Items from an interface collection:
[Start of section]

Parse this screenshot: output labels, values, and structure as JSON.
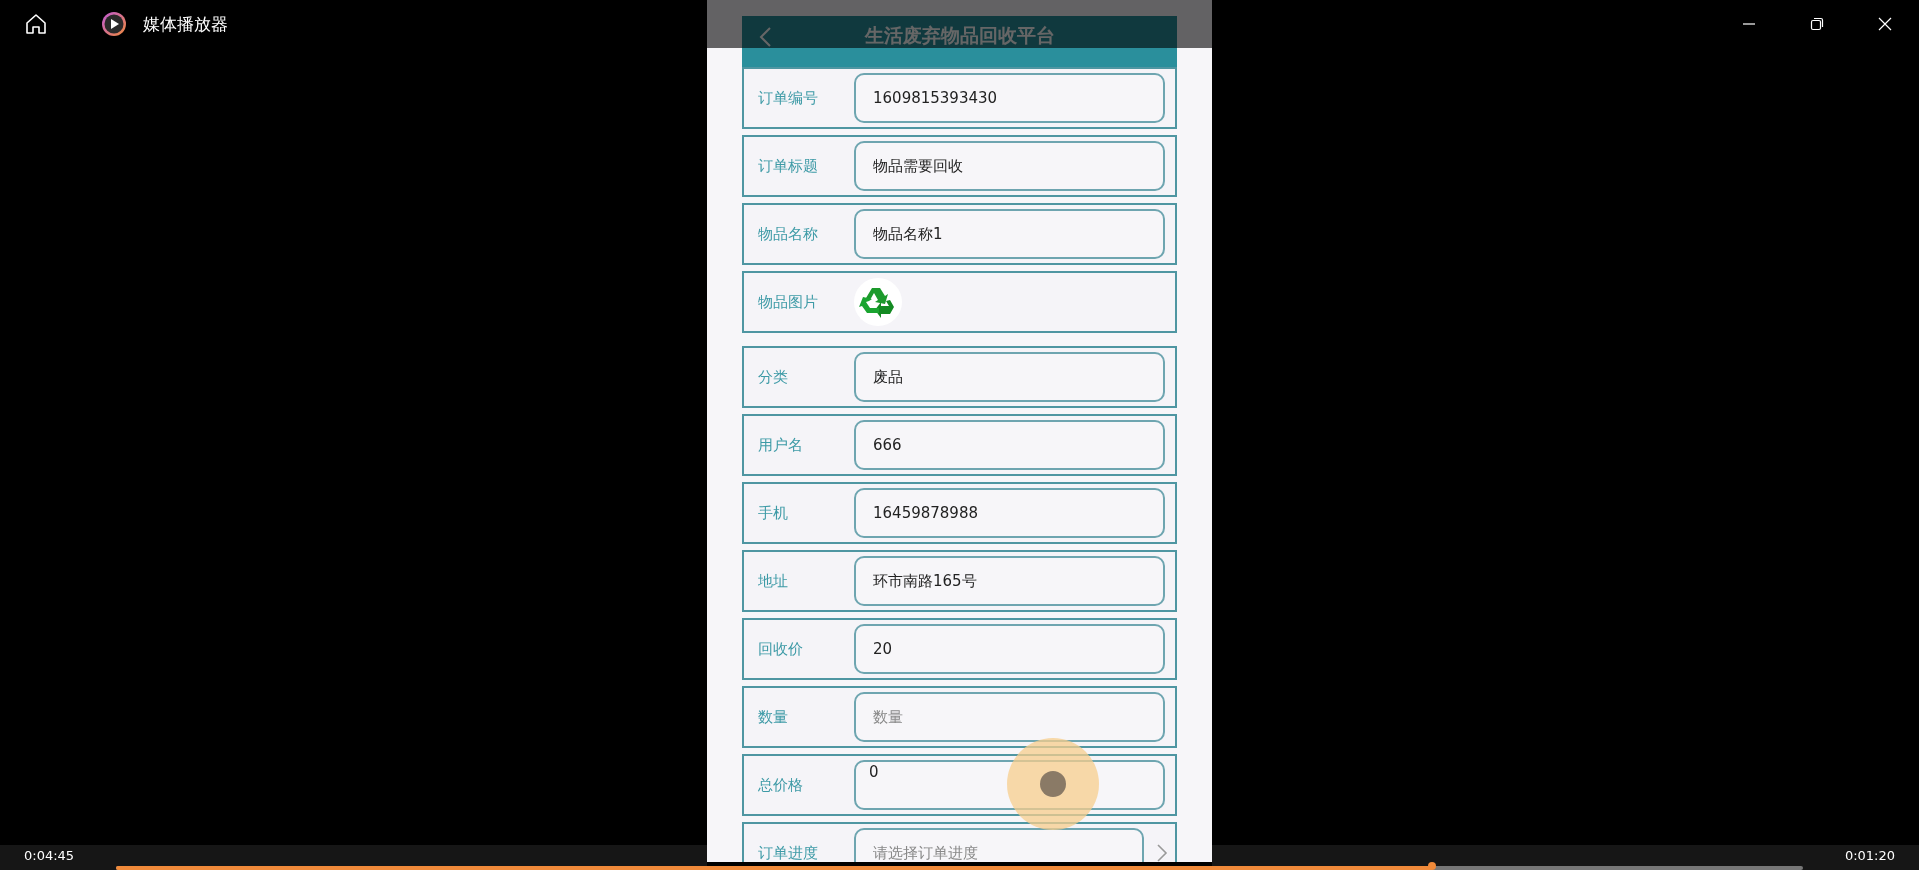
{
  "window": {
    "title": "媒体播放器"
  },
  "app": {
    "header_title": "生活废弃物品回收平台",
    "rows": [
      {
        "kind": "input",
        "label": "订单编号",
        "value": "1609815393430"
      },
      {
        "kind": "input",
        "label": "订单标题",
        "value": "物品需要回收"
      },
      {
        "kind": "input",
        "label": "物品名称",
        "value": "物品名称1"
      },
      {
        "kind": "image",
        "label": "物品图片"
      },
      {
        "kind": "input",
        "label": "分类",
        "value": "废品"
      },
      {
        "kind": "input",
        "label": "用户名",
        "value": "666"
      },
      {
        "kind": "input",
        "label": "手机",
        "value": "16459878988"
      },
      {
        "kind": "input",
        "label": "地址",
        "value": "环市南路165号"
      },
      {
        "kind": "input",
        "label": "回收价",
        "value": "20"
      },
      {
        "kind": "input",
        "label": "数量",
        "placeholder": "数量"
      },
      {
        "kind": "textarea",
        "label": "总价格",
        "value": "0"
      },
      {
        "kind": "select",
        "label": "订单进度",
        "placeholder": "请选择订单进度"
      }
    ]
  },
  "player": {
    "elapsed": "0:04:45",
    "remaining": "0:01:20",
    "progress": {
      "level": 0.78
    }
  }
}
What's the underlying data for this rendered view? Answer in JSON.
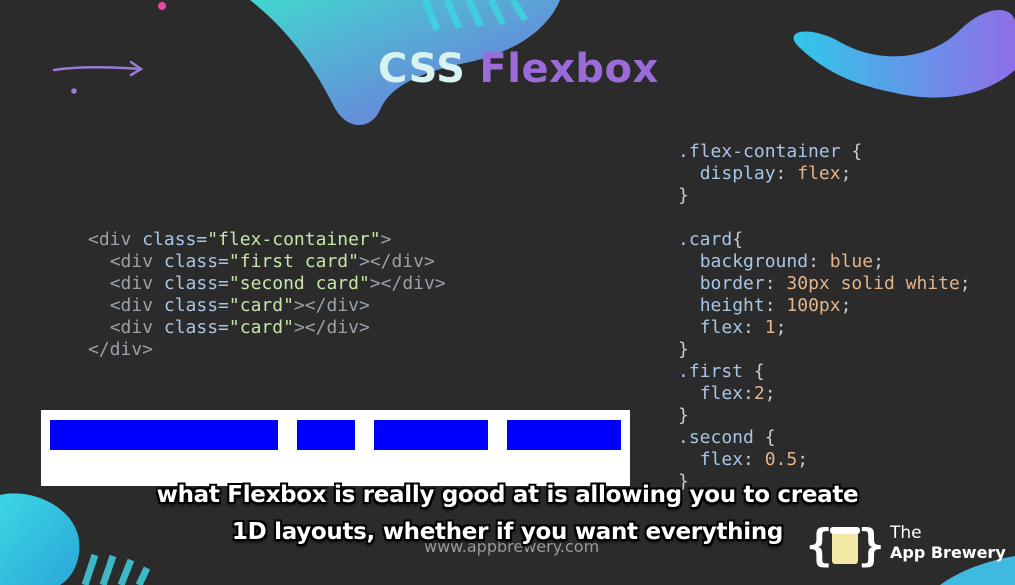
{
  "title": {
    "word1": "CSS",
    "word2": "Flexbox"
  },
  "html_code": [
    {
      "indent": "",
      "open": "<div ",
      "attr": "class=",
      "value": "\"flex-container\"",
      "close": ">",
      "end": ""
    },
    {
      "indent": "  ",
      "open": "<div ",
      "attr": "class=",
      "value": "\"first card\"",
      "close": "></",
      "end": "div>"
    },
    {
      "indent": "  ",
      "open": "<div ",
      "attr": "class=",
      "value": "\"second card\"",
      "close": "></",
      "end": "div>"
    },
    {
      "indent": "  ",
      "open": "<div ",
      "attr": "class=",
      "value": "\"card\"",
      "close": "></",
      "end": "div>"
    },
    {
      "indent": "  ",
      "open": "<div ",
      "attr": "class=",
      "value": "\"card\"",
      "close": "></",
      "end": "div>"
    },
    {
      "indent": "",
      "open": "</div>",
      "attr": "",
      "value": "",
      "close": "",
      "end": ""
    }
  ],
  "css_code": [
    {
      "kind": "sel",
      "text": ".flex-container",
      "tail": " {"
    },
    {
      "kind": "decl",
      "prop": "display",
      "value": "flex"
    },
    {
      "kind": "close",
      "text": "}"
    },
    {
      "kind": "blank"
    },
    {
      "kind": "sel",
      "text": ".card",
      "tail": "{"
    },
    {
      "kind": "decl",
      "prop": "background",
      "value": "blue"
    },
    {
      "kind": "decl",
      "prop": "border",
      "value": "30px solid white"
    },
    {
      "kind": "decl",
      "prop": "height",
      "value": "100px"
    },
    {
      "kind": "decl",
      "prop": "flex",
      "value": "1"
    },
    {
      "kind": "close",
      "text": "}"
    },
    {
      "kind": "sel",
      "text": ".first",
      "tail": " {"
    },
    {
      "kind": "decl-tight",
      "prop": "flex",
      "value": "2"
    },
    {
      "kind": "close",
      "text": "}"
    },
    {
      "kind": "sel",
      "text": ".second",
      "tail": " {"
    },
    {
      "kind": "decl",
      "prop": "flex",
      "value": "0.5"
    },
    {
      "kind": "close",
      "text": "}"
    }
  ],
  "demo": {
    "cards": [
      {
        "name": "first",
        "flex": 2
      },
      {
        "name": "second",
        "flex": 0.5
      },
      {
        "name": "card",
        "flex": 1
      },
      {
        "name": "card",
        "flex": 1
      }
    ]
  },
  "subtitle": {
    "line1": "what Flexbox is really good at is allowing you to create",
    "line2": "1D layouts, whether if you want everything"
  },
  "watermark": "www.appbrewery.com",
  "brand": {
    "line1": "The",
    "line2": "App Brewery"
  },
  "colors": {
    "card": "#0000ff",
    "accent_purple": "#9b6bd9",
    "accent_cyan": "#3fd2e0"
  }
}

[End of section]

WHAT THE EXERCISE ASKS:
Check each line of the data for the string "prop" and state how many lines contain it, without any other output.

REPLY TO THE TASK:
7